What's needed: every entry, printed exactly, minus the images.

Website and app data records
▬▬▬

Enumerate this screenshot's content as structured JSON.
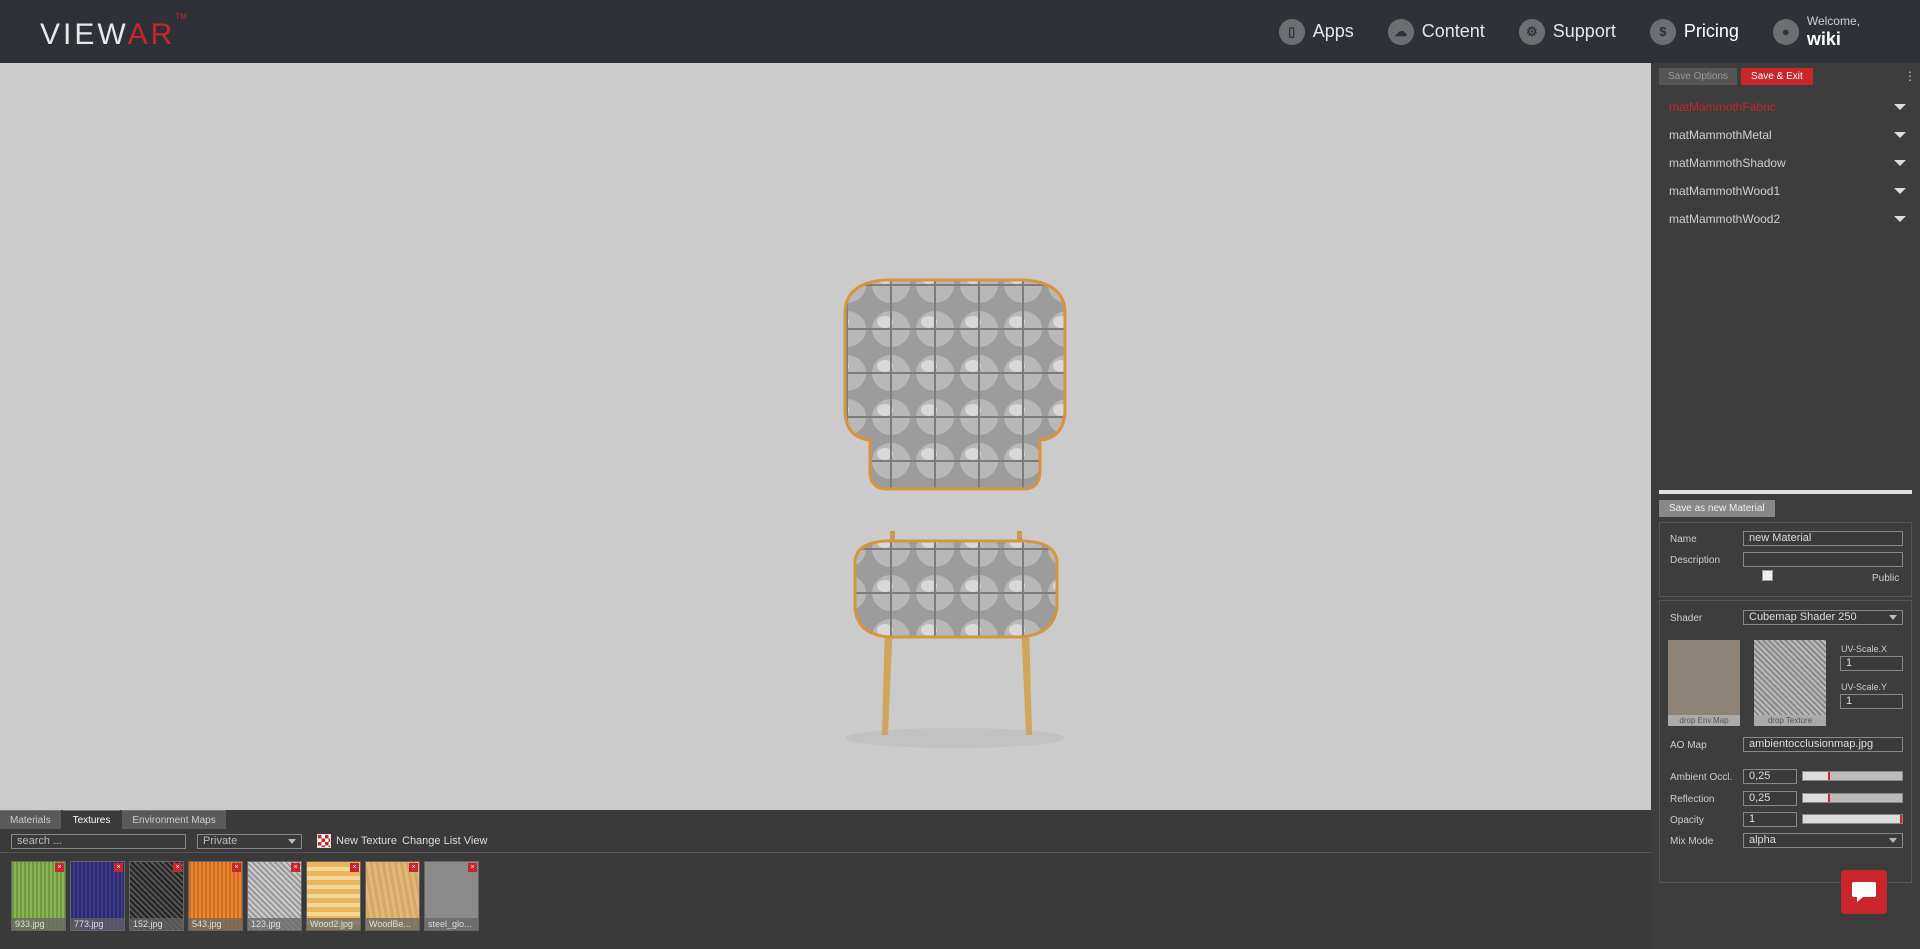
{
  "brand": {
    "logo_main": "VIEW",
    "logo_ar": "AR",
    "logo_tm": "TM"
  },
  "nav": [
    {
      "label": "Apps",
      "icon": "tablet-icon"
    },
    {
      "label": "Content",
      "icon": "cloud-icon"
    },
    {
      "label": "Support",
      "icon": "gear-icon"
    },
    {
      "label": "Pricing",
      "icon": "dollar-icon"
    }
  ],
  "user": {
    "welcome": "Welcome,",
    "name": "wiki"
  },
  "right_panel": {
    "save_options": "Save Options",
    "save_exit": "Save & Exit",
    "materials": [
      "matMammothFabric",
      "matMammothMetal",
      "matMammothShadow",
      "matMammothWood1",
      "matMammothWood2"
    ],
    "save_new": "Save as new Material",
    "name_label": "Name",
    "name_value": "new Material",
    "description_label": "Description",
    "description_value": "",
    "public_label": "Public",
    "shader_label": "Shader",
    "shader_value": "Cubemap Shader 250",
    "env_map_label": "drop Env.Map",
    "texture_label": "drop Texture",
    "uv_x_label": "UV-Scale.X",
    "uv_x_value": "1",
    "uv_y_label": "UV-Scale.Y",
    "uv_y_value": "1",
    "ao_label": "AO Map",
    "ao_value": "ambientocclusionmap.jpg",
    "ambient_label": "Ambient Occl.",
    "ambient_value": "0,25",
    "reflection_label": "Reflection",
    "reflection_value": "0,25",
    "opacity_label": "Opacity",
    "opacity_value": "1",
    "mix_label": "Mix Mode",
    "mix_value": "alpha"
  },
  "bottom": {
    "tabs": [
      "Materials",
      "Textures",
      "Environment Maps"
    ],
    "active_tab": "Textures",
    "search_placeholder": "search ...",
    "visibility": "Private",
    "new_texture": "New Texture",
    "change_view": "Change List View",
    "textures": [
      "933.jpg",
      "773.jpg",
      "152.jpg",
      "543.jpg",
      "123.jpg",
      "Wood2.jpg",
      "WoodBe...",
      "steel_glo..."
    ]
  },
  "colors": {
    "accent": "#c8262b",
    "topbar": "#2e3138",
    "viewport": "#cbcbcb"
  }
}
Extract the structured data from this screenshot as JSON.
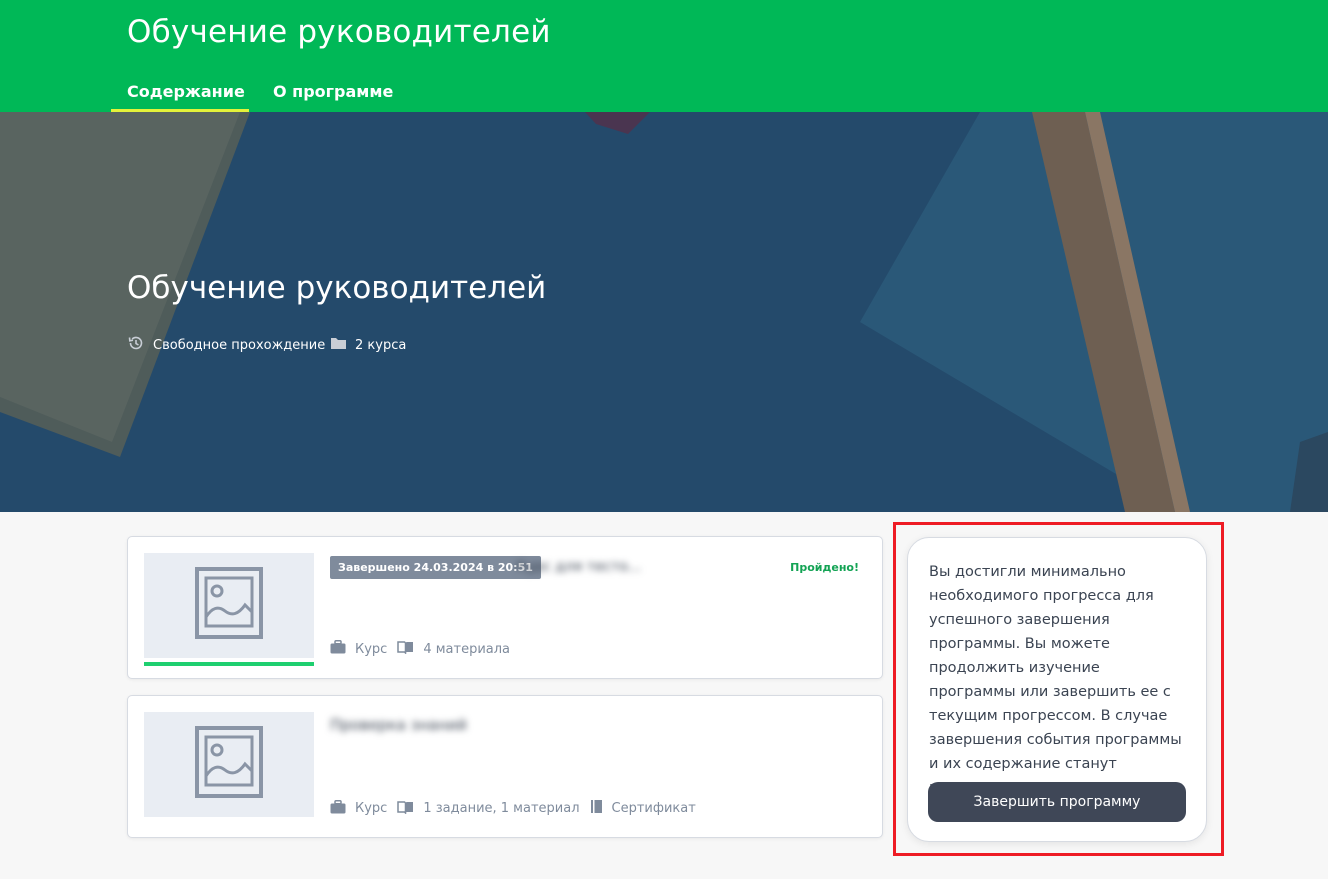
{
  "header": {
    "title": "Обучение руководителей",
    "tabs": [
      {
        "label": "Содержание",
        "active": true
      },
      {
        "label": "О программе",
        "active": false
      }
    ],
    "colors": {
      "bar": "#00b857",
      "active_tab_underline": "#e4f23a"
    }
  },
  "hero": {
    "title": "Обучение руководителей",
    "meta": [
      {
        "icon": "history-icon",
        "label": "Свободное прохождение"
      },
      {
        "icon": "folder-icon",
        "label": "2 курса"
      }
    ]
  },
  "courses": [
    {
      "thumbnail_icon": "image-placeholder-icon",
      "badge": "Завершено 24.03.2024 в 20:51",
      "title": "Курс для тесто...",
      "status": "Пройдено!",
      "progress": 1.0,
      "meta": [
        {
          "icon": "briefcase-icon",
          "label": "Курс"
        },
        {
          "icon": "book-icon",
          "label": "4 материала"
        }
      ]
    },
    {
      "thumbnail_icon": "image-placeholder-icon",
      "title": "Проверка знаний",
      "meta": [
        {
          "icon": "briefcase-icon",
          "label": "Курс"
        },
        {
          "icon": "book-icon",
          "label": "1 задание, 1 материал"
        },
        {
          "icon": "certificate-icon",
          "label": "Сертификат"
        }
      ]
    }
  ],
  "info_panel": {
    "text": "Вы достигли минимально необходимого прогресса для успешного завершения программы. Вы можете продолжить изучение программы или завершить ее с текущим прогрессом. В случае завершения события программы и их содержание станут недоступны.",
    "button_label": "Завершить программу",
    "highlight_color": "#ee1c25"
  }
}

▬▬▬

Task answer
Enumerate this screenshot's content as structured JSON.
{
  "brand": {
    "logo_main": "VIEW",
    "logo_ar": "AR",
    "logo_tm": "TM"
  },
  "nav": [
    {
      "label": "Apps",
      "icon": "tablet-icon"
    },
    {
      "label": "Content",
      "icon": "cloud-icon"
    },
    {
      "label": "Support",
      "icon": "gear-icon"
    },
    {
      "label": "Pricing",
      "icon": "dollar-icon"
    }
  ],
  "user": {
    "welcome": "Welcome,",
    "name": "wiki"
  },
  "right_panel": {
    "save_options": "Save Options",
    "save_exit": "Save & Exit",
    "materials": [
      "matMammothFabric",
      "matMammothMetal",
      "matMammothShadow",
      "matMammothWood1",
      "matMammothWood2"
    ],
    "save_new": "Save as new Material",
    "name_label": "Name",
    "name_value": "new Material",
    "description_label": "Description",
    "description_value": "",
    "public_label": "Public",
    "shader_label": "Shader",
    "shader_value": "Cubemap Shader 250",
    "env_map_label": "drop Env.Map",
    "texture_label": "drop Texture",
    "uv_x_label": "UV-Scale.X",
    "uv_x_value": "1",
    "uv_y_label": "UV-Scale.Y",
    "uv_y_value": "1",
    "ao_label": "AO Map",
    "ao_value": "ambientocclusionmap.jpg",
    "ambient_label": "Ambient Occl.",
    "ambient_value": "0,25",
    "reflection_label": "Reflection",
    "reflection_value": "0,25",
    "opacity_label": "Opacity",
    "opacity_value": "1",
    "mix_label": "Mix Mode",
    "mix_value": "alpha"
  },
  "bottom": {
    "tabs": [
      "Materials",
      "Textures",
      "Environment Maps"
    ],
    "active_tab": "Textures",
    "search_placeholder": "search ...",
    "visibility": "Private",
    "new_texture": "New Texture",
    "change_view": "Change List View",
    "textures": [
      "933.jpg",
      "773.jpg",
      "152.jpg",
      "543.jpg",
      "123.jpg",
      "Wood2.jpg",
      "WoodBe...",
      "steel_glo..."
    ]
  },
  "colors": {
    "accent": "#c8262b",
    "topbar": "#2e3138",
    "viewport": "#cbcbcb"
  }
}
Extract the structured data from this screenshot as JSON.
{
  "header": {
    "title": "Обучение руководителей",
    "tabs": [
      {
        "label": "Содержание",
        "active": true
      },
      {
        "label": "О программе",
        "active": false
      }
    ],
    "colors": {
      "bar": "#00b857",
      "active_tab_underline": "#e4f23a"
    }
  },
  "hero": {
    "title": "Обучение руководителей",
    "meta": [
      {
        "icon": "history-icon",
        "label": "Свободное прохождение"
      },
      {
        "icon": "folder-icon",
        "label": "2 курса"
      }
    ]
  },
  "courses": [
    {
      "thumbnail_icon": "image-placeholder-icon",
      "badge": "Завершено 24.03.2024 в 20:51",
      "title": "Курс для тесто...",
      "status": "Пройдено!",
      "progress": 1.0,
      "meta": [
        {
          "icon": "briefcase-icon",
          "label": "Курс"
        },
        {
          "icon": "book-icon",
          "label": "4 материала"
        }
      ]
    },
    {
      "thumbnail_icon": "image-placeholder-icon",
      "title": "Проверка знаний",
      "meta": [
        {
          "icon": "briefcase-icon",
          "label": "Курс"
        },
        {
          "icon": "book-icon",
          "label": "1 задание, 1 материал"
        },
        {
          "icon": "certificate-icon",
          "label": "Сертификат"
        }
      ]
    }
  ],
  "info_panel": {
    "text": "Вы достигли минимально необходимого прогресса для успешного завершения программы. Вы можете продолжить изучение программы или завершить ее с текущим прогрессом. В случае завершения события программы и их содержание станут недоступны.",
    "button_label": "Завершить программу",
    "highlight_color": "#ee1c25"
  }
}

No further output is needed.